Cooperation plays an essential role in the successful implementation of the Basel Convention, as recalled by the Conference of the Parties at each meeting and in the specific decisions adopted with respect to international cooperation and coordination. The Basel Declaration on Environmentally Sound Management, for example, emphasizes the value of cooperation and partnership at all levels among countries, public authorities, international organizations, the industry sector, non-governmental organizations and academic institutions, including the World Trade Organization (WTO). In their relevant decisions, the Basel Convention Conference of Parties and the Open-Ended Working Group, stress the need for cooperation and coordination with international organizations, notably the World Trade Organization. It therefore requests the Secretariat to continue to enhance and further strengthen its cooperation with the WTO and to undertake a range of actions in that regard.
The value of strengthening cooperation and information exchange between the WTO and MEAs has also been underscored by trade Ministers at the 2001 WTO’s Doha Ministerial Conference, reflecting the need for concrete efforts to realize the promise of mutual supportiveness between the trade and environment regimes, i.e. between the WTO Agreements and Multilateral Environmental Agreements (MEAs), among them the Basel Convention.

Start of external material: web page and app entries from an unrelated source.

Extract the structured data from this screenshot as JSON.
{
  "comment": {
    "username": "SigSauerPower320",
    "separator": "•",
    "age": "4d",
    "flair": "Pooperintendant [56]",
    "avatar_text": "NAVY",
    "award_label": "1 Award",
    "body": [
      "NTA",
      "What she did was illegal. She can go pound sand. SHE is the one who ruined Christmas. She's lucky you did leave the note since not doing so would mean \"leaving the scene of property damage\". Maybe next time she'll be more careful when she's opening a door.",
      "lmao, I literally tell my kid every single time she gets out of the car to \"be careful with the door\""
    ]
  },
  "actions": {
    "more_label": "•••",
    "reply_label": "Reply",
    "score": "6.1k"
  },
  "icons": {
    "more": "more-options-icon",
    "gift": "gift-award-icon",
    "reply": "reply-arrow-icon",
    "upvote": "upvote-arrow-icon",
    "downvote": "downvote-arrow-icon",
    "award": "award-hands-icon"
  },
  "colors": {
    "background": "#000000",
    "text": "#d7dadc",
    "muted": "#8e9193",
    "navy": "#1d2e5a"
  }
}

In support of such goals, this web section is designed to provide a summary of relevant WTO negotiations and other ongoing work on relevant legal and policy issues in the field of trade and environment. This section also aims at highlighting their potential relevance to the work of the Basel Convention focusing, as per the respective mandates, on the following three areas:
- Clarifying the relationship between WTO rules and trade measures in MEAs, how WTO rules apply to WTO members that are also Parties to MEAs;
- Developing procedures for information exchange between MEA Secretariats and relevant WTO Committees as well as criteria for granting observer status;
- Trade in environmental goods and services, in particular the extent of which it may be liberalized taking into account the protection of environment against the adverse effects that may result from the generation and management of hazardous wastes and other wastes.
In addition, this web section acquaints with the ongoing work in the WTO Committee on Trade and Environment on a range of selected policy and legal issues pertaining thereto, giving particular attention to:
- Market access, e.g. exploring the effect of environmental measures on market access, especially in relation to developing countries, looking at the need to balance safeguarding market access and protecting the environment;
- Intellectual property – including transfer of technology;
- Environmental labeling requirements;
- Other environment and trade issues, including in connection with technical assistance and capacity building.